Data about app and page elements
###

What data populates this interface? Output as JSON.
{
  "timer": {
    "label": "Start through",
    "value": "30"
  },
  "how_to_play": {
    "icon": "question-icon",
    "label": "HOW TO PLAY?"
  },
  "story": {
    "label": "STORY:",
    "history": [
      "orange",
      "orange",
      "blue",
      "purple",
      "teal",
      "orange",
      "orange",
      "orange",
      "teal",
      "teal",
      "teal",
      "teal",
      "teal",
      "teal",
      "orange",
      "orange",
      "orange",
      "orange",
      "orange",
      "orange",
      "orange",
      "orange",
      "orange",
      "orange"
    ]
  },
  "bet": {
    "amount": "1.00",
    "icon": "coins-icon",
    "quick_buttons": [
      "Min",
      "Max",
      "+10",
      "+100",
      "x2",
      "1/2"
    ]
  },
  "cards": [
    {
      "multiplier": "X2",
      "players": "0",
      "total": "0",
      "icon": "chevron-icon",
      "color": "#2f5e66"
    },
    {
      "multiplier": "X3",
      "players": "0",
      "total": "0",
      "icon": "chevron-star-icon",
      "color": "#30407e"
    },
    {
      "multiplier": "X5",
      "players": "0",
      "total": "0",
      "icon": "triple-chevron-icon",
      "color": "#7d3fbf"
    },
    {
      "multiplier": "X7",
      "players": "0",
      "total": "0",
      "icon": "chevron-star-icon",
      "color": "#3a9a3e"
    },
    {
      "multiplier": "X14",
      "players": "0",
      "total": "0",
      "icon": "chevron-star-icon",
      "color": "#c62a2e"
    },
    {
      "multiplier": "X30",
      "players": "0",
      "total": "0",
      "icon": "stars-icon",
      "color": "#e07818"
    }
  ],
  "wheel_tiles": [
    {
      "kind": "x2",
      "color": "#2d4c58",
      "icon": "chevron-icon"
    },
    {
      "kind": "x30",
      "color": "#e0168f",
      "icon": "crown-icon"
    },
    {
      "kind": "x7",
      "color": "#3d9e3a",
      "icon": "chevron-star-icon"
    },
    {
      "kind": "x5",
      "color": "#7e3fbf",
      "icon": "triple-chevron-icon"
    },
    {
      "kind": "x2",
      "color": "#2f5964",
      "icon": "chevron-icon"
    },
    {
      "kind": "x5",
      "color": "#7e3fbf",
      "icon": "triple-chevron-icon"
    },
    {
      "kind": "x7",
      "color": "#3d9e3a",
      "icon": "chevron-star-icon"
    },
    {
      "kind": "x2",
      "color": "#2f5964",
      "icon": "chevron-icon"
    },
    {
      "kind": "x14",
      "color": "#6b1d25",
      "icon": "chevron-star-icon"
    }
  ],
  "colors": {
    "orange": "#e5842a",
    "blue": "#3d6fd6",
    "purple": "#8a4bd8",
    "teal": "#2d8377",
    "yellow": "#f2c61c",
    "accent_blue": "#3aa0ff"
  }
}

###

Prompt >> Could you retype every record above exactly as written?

Result for this task >>
What data populates this interface? Output as JSON.
{
  "timer": {
    "label": "Start through",
    "value": "30"
  },
  "how_to_play": {
    "icon": "question-icon",
    "label": "HOW TO PLAY?"
  },
  "story": {
    "label": "STORY:",
    "history": [
      "orange",
      "orange",
      "blue",
      "purple",
      "teal",
      "orange",
      "orange",
      "orange",
      "teal",
      "teal",
      "teal",
      "teal",
      "teal",
      "teal",
      "orange",
      "orange",
      "orange",
      "orange",
      "orange",
      "orange",
      "orange",
      "orange",
      "orange",
      "orange"
    ]
  },
  "bet": {
    "amount": "1.00",
    "icon": "coins-icon",
    "quick_buttons": [
      "Min",
      "Max",
      "+10",
      "+100",
      "x2",
      "1/2"
    ]
  },
  "cards": [
    {
      "multiplier": "X2",
      "players": "0",
      "total": "0",
      "icon": "chevron-icon",
      "color": "#2f5e66"
    },
    {
      "multiplier": "X3",
      "players": "0",
      "total": "0",
      "icon": "chevron-star-icon",
      "color": "#30407e"
    },
    {
      "multiplier": "X5",
      "players": "0",
      "total": "0",
      "icon": "triple-chevron-icon",
      "color": "#7d3fbf"
    },
    {
      "multiplier": "X7",
      "players": "0",
      "total": "0",
      "icon": "chevron-star-icon",
      "color": "#3a9a3e"
    },
    {
      "multiplier": "X14",
      "players": "0",
      "total": "0",
      "icon": "chevron-star-icon",
      "color": "#c62a2e"
    },
    {
      "multiplier": "X30",
      "players": "0",
      "total": "0",
      "icon": "stars-icon",
      "color": "#e07818"
    }
  ],
  "wheel_tiles": [
    {
      "kind": "x2",
      "color": "#2d4c58",
      "icon": "chevron-icon"
    },
    {
      "kind": "x30",
      "color": "#e0168f",
      "icon": "crown-icon"
    },
    {
      "kind": "x7",
      "color": "#3d9e3a",
      "icon": "chevron-star-icon"
    },
    {
      "kind": "x5",
      "color": "#7e3fbf",
      "icon": "triple-chevron-icon"
    },
    {
      "kind": "x2",
      "color": "#2f5964",
      "icon": "chevron-icon"
    },
    {
      "kind": "x5",
      "color": "#7e3fbf",
      "icon": "triple-chevron-icon"
    },
    {
      "kind": "x7",
      "color": "#3d9e3a",
      "icon": "chevron-star-icon"
    },
    {
      "kind": "x2",
      "color": "#2f5964",
      "icon": "chevron-icon"
    },
    {
      "kind": "x14",
      "color": "#6b1d25",
      "icon": "chevron-star-icon"
    }
  ],
  "colors": {
    "orange": "#e5842a",
    "blue": "#3d6fd6",
    "purple": "#8a4bd8",
    "teal": "#2d8377",
    "yellow": "#f2c61c",
    "accent_blue": "#3aa0ff"
  }
}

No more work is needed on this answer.